##### EXCERPTED RECORDS #####

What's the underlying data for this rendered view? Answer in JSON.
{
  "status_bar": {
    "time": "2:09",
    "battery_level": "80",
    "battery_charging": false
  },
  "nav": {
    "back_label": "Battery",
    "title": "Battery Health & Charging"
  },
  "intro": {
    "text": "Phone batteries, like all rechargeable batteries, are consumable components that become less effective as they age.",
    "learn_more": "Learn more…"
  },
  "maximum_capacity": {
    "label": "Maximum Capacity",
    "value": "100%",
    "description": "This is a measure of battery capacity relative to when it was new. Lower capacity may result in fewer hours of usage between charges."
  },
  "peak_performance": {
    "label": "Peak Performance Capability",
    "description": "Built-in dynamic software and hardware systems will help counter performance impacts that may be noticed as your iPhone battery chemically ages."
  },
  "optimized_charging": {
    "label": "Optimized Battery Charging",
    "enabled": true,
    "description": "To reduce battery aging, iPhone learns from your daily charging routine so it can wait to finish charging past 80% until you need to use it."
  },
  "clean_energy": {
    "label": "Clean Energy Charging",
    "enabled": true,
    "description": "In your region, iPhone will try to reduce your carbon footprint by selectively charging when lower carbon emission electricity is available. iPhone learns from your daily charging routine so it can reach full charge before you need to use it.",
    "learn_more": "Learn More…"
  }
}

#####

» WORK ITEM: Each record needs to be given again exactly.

» TASK SOLUTION:
What's the underlying data for this rendered view? Answer in JSON.
{
  "status_bar": {
    "time": "2:09",
    "battery_level": "80",
    "battery_charging": false
  },
  "nav": {
    "back_label": "Battery",
    "title": "Battery Health & Charging"
  },
  "intro": {
    "text": "Phone batteries, like all rechargeable batteries, are consumable components that become less effective as they age.",
    "learn_more": "Learn more…"
  },
  "maximum_capacity": {
    "label": "Maximum Capacity",
    "value": "100%",
    "description": "This is a measure of battery capacity relative to when it was new. Lower capacity may result in fewer hours of usage between charges."
  },
  "peak_performance": {
    "label": "Peak Performance Capability",
    "description": "Built-in dynamic software and hardware systems will help counter performance impacts that may be noticed as your iPhone battery chemically ages."
  },
  "optimized_charging": {
    "label": "Optimized Battery Charging",
    "enabled": true,
    "description": "To reduce battery aging, iPhone learns from your daily charging routine so it can wait to finish charging past 80% until you need to use it."
  },
  "clean_energy": {
    "label": "Clean Energy Charging",
    "enabled": true,
    "description": "In your region, iPhone will try to reduce your carbon footprint by selectively charging when lower carbon emission electricity is available. iPhone learns from your daily charging routine so it can reach full charge before you need to use it.",
    "learn_more": "Learn More…"
  }
}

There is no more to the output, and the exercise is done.